Data extracted from a collection:
▼

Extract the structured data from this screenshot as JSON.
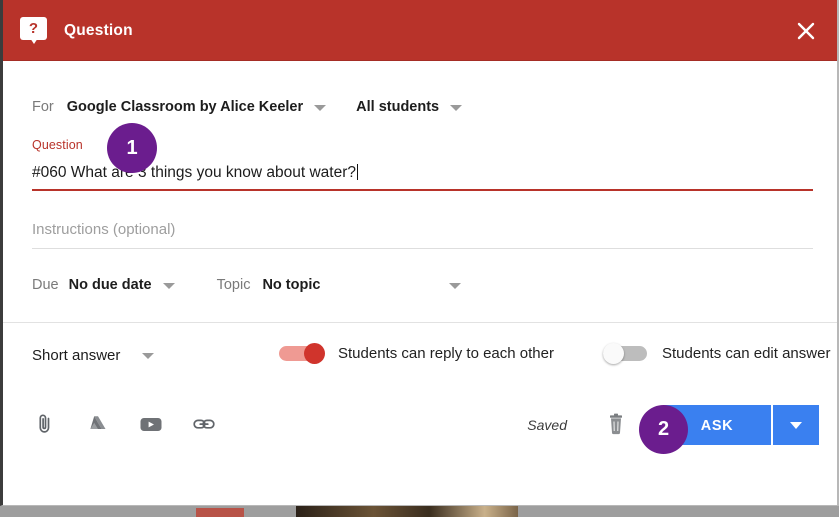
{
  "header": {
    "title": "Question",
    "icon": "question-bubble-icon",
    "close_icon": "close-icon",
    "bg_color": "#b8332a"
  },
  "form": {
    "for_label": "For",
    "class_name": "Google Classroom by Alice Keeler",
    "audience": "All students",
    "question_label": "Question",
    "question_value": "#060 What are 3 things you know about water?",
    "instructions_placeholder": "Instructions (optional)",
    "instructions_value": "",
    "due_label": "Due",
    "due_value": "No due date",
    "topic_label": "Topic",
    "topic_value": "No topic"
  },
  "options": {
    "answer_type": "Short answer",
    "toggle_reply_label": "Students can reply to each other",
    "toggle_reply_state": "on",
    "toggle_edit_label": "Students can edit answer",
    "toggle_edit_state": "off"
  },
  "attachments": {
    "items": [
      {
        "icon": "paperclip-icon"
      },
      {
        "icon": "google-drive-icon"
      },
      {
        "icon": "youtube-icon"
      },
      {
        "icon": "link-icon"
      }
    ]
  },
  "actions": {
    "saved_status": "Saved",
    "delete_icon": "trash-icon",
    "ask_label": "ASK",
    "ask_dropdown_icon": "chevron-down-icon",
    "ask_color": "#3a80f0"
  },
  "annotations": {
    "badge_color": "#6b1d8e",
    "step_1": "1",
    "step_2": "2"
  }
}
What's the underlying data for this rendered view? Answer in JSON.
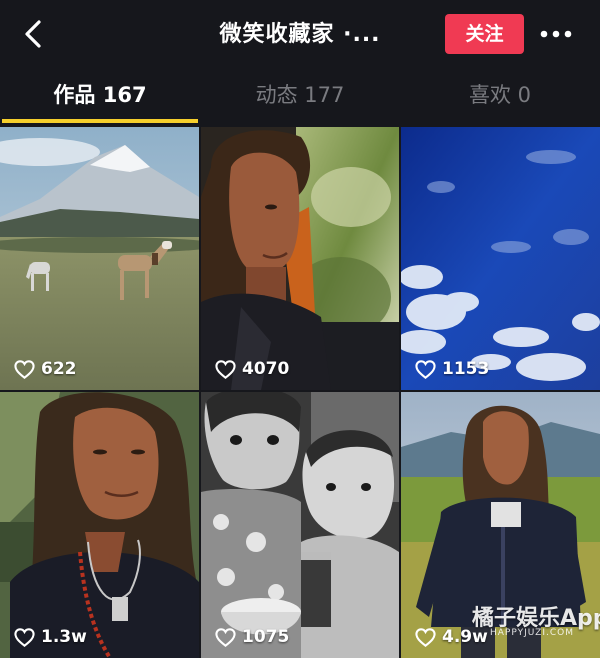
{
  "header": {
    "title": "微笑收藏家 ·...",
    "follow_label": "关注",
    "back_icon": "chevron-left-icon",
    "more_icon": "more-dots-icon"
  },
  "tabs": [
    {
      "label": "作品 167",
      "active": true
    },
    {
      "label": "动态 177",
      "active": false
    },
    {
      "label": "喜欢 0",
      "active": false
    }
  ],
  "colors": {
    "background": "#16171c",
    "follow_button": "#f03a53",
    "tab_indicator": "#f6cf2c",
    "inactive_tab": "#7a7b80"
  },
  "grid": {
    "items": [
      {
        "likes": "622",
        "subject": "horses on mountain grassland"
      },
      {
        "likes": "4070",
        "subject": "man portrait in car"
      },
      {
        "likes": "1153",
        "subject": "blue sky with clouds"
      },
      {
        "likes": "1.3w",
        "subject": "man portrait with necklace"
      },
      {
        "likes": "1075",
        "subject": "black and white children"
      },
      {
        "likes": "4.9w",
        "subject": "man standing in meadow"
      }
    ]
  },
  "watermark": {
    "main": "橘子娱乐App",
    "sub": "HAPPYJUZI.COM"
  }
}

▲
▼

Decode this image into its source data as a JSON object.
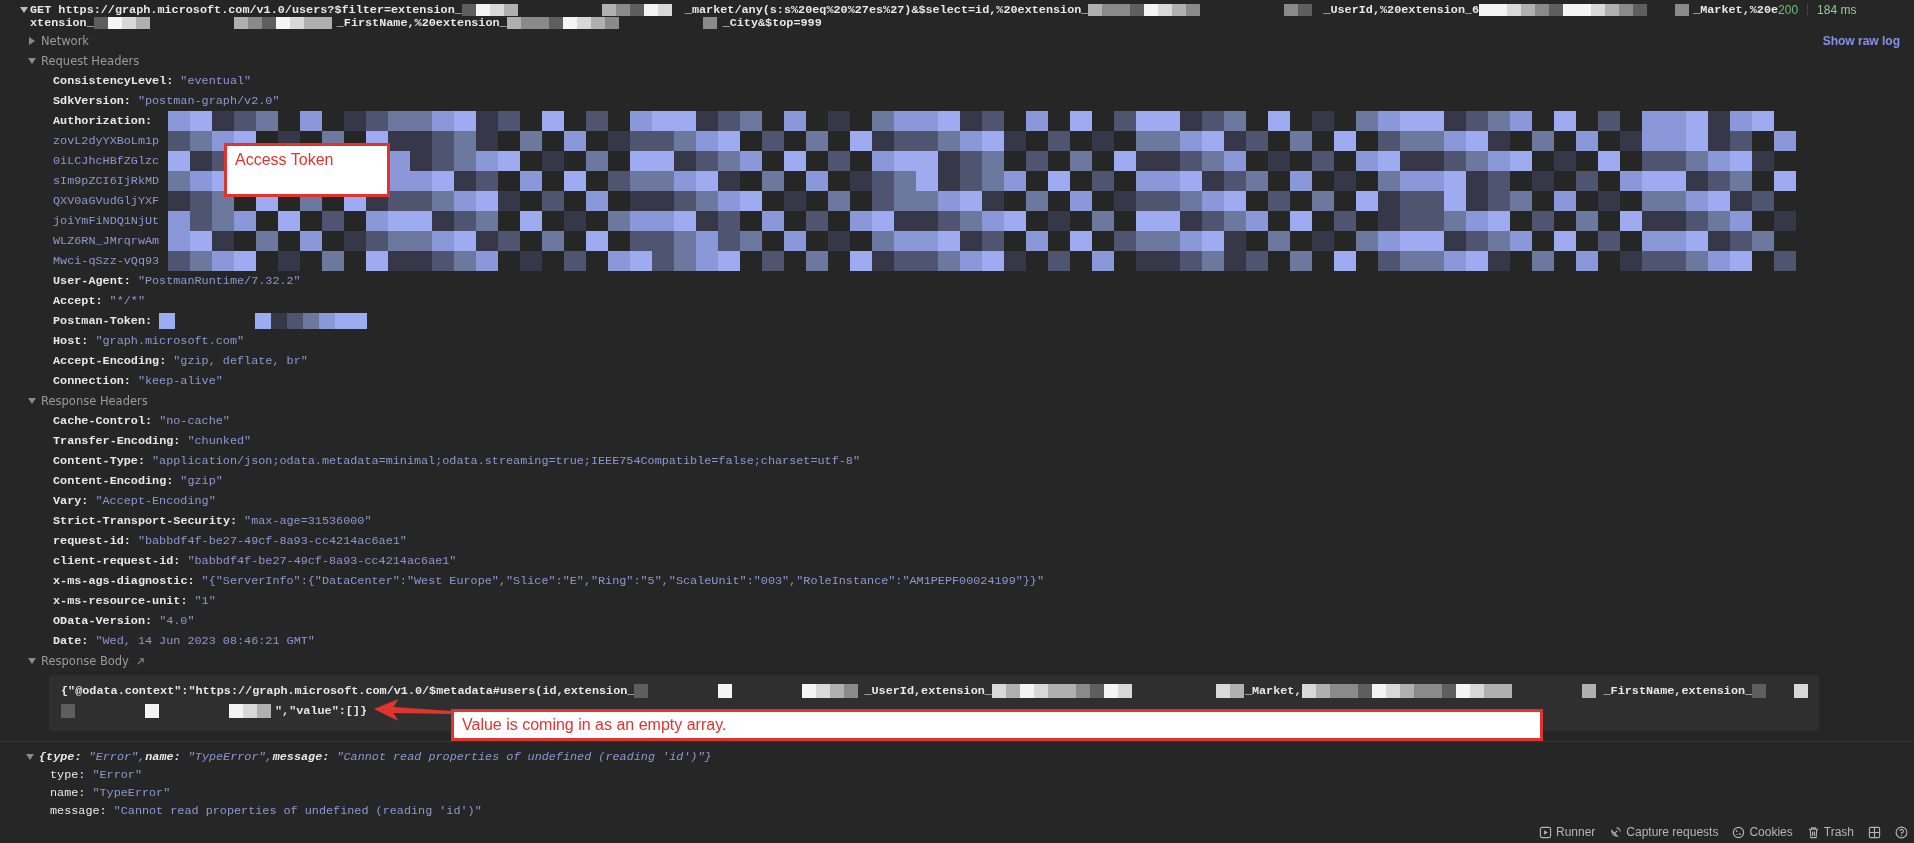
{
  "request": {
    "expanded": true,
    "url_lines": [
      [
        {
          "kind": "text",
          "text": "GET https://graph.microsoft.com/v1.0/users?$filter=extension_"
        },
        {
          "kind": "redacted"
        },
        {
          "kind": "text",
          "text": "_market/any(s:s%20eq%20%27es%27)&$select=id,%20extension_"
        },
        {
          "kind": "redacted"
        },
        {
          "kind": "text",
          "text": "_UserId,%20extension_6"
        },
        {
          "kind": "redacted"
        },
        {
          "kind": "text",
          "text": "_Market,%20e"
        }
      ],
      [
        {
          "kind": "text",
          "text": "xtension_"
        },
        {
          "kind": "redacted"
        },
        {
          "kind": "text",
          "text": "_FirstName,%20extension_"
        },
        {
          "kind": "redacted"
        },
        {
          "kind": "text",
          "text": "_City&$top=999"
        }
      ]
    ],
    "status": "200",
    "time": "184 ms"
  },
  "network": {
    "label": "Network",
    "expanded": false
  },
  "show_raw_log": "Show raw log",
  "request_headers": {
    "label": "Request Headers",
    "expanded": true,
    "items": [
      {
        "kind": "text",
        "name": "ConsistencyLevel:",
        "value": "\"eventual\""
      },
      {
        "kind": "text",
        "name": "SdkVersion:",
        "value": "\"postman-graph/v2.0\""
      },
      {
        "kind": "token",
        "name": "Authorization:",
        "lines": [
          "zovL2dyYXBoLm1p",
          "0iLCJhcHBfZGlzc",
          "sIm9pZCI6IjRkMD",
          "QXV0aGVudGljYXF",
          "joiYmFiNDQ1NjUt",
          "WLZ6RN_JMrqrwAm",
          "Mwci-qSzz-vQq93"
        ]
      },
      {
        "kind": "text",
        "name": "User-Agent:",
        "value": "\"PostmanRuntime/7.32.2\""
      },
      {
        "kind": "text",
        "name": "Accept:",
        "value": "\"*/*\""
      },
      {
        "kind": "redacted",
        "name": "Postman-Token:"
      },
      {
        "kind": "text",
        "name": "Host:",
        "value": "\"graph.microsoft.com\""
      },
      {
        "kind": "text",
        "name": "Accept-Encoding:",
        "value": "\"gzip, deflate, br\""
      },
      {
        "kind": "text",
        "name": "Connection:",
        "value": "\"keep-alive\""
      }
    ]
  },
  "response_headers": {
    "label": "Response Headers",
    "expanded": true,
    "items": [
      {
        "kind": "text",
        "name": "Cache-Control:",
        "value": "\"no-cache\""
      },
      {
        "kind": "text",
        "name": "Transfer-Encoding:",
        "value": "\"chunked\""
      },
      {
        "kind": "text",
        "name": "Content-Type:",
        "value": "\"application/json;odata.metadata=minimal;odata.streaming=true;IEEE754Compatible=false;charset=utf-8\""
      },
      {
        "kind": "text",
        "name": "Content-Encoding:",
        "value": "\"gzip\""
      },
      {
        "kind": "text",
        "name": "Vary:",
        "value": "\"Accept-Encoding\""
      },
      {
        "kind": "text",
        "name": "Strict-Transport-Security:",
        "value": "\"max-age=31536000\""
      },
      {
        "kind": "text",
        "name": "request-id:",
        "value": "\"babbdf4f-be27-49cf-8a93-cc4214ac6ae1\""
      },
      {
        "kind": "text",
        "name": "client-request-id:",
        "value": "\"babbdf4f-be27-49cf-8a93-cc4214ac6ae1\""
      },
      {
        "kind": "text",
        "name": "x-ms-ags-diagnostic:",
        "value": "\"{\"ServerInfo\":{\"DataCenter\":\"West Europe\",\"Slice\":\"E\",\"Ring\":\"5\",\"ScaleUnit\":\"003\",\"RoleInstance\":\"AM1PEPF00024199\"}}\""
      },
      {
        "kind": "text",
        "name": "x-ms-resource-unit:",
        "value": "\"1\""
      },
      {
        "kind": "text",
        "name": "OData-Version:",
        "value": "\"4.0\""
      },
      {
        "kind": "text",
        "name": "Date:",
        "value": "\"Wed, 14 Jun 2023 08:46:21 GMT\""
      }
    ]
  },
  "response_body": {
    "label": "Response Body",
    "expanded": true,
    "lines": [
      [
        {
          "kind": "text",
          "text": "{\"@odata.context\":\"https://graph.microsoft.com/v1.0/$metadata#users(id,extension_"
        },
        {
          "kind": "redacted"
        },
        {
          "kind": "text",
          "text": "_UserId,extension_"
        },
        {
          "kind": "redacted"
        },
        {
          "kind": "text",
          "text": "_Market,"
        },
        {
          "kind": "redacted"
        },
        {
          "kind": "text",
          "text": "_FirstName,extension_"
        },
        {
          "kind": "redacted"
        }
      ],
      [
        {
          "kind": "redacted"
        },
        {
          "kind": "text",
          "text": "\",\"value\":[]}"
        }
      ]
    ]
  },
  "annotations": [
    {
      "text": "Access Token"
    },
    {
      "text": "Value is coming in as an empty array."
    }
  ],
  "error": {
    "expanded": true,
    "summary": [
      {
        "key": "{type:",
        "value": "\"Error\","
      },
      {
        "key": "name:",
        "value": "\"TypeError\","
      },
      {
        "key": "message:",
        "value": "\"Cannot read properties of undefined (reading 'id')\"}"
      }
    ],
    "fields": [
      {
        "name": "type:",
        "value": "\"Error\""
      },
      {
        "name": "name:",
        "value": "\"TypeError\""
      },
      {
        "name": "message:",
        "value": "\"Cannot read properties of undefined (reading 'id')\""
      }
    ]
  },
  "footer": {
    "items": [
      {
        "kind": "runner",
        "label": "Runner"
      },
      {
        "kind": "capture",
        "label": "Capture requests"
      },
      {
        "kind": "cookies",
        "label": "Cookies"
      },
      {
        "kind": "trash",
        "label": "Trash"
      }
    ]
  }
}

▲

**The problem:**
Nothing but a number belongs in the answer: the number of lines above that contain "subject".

**Your solution:**
6